Saturday, March 3, 2012

Sea Scallop & Carmelized Onion Tart with Mango Sauce

Remember that high school band? The one that burst through my door as confetti fell from my ceiling when I posted my gazpacho recipe way back in August. Well, I don't think they'd be so proud of me now. I'll be lucky if they don't try to stuff me in their tuba.

The reason is this -- I have been sitting on this post for an inexcusable amount of time. Sometime back in July, I emailed my friend Philippe asking if he'd ever be interested in cooking something together. Philippe is this amazing French chef with a schedule about as crazy as mine, yet because he is such a wonderful friend, he wrote back and his response included the word, "YES" (I mean, in all caps, no less!).

I was beyond excited. We set ourselves to the task of deciding what to make. I made some vague, general (read: useless) suggestions, so Philippe decided he'd go straight to a trustworthy source for a recommendation. He emailed his mom in France and she suggested a tart she had just had a family celebration. He forwarded the recipe to me for approval. It was in french and I couldn't read it, but how could I not say yes?!

Philippe explained this is more "french-fusion" than anything (hello mango sauce), however the simplicity of recipe and the combination of flavors reminds me exactly of something that I could imagine myself ordering off the menu of some off-the-beaten-path french cafe. How can you go wrong with anything that conjures that kind of an image?

Do not fall prey to my old way of thinking, that anything containing sea scallops, or anything French for that matter, is too complicated to make. This could not be simpler. You prepare and bake a crust (or buy a pre-made one!). While the crust is baking, start carmelizing the onions. Make the mango sauce (or make it a day ahead!). Prepare the scallops any way you prefer, such as searing them in a skillet, or, as we chose, poaching them in butter. Then you layer the onions into the crust and top with the scallops. Drizzle with mango sauce before serving. Simple and delicious.
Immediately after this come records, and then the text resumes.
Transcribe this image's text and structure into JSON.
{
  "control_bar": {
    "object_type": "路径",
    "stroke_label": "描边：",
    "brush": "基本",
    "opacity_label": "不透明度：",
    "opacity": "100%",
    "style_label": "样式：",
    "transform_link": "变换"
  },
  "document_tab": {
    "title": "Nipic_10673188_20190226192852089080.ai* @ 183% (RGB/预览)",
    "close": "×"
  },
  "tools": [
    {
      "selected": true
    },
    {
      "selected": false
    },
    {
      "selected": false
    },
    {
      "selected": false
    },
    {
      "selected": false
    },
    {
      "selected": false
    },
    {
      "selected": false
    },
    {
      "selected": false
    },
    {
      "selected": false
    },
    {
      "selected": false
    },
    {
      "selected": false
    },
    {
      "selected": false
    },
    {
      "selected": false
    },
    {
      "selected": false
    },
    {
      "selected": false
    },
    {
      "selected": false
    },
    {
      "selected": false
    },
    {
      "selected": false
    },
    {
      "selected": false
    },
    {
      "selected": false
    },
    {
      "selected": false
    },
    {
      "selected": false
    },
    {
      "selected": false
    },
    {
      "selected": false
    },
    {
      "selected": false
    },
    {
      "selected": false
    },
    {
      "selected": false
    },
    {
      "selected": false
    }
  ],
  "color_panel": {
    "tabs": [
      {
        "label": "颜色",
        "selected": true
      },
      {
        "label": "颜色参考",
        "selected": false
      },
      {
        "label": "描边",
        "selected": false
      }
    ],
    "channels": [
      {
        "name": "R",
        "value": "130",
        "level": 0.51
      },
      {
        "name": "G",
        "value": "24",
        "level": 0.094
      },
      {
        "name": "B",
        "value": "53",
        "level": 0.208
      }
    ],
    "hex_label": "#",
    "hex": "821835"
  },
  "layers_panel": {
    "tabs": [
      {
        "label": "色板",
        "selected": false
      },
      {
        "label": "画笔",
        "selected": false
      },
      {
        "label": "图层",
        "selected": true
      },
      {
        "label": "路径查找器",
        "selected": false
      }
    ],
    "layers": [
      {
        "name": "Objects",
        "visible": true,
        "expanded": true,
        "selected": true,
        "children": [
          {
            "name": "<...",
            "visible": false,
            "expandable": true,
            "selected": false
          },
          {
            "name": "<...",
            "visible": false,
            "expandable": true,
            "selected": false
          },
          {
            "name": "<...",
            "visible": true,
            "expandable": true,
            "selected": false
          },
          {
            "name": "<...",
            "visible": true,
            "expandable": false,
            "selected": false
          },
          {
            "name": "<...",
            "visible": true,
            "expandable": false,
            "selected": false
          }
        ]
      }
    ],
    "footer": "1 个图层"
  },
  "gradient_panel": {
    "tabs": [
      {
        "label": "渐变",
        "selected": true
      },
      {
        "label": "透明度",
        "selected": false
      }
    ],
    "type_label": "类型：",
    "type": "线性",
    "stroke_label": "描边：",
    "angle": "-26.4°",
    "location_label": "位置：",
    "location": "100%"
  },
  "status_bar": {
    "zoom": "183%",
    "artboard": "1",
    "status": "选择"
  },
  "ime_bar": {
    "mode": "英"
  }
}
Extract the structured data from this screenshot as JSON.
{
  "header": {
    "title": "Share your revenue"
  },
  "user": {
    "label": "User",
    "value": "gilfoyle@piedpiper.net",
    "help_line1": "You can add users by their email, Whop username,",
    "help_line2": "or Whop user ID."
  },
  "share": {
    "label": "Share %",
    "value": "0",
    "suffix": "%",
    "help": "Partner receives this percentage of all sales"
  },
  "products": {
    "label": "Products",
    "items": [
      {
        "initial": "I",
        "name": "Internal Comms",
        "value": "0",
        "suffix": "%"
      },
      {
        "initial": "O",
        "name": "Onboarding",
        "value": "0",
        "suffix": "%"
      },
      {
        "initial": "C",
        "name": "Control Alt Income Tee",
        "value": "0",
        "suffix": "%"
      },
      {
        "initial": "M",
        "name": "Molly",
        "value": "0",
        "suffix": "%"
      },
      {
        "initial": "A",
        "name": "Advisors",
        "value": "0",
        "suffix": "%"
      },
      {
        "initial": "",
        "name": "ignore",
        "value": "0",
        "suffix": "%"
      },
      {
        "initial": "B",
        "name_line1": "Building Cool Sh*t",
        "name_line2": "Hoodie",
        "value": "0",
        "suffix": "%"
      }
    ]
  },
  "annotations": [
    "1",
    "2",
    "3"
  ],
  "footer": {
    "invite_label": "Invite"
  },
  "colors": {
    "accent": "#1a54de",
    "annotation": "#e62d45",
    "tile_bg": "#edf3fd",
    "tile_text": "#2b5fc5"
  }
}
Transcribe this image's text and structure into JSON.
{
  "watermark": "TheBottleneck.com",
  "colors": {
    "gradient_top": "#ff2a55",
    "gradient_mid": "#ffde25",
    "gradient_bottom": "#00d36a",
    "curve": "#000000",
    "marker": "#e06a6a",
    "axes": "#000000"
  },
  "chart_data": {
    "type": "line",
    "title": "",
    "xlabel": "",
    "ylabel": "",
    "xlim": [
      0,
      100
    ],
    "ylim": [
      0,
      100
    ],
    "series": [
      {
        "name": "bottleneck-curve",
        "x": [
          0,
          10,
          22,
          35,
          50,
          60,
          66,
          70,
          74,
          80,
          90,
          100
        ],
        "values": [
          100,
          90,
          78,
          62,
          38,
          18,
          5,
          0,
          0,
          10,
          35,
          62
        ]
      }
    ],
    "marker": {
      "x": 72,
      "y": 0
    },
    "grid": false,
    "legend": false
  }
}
Let's get into details* below.

*When I say "details", I mean I'll describe what I was able to write down during this whirlwind cooking adventure. Philippe, being the true chef, doesn't cook using recipes, and therefore, you'll see our basic ingredients and instructions below followed by disclaimers such as "adjust as necessary!", "to taste!", or "you might want to buy this in a store!".

The Mango Sauce:

3-4 large ripe mangos, peeled and cubed
1 cup of chicken stock
1 cup of heavy cream
salt & pepper to taste

Combine ingredients in a blender or food processor and blend to a smooth consistency. Be sure to taste as you go and make adjustments as necessary!

Carmelized Onions:

2-3 onions (we used red onions)
Olive oil
Butter (optional)
Sugar (optional)

The trick to carmelizing onions is to slowly cook them over moderate heat to break down and carmelize the onion's natural sugars.

Start by thinly slicing your onions. Then heat some olive oil (or a mix of butter and olive oil) over medium heat in a large skillet or saute pan. Throw in your onions and stir to coat with oil. Spread the onions out evenly and then simply let them cook, stirring occasionally. Adjust the temperature if it looks like it's too hot or is drying out the onions. After a while, sprinkle some salt and some sugar (if desired) over the onions and stir.

Let the onions cook for a while - about 30 to 60 minutes, until they are nice and soft and nicely browned.

The Scallops:

12 good quality sea scallops
salt & pepper
1-1/3 cups butter
a squeeze of lemon

I was watching a cooking show and the chef was explaining about different ways to prepare scallops. He then picked up a raw scallop and took a huge bite out of it! Apparently, scallops are safe to eat raw, as long as they're very fresh and you bought them from a trusted source. This helped me be a bit less afraid of undercooking them, and more afraid of overcooking them, which can make them rubbery.

First, pull off any adductor muscles still attached to the scallops and then salt and pepper to taste. Melt the butter in a saucepan over medium heat. When the butter is hot, add the scallops and cook, turning once, about 2 to 4 minutes, or until cooked through. Remove scallops from pan.

The Crust:

Here's where I let you down. I still do not have a really good homemade crust recipe that I love and trust, and so I can only advise you to use the recipe you love and trust (and maybe, you know, you could share your recipe with me...) OR, save some time and buy a store-bought crust. No one here will judge you, I promise.

If you do make your own crust, I saw Philippe throw some cheese into his to make it more savory. It was very worth it.


Layer the onions in the crust and top with the scallops. Drizzle the sauce over individual portions, or serve on the side. Easy and delicious!!

I can also see this served in a mini version - perhaps baking the crust in small tartlette pans, topping each portion with one to two scallops.

1 comment: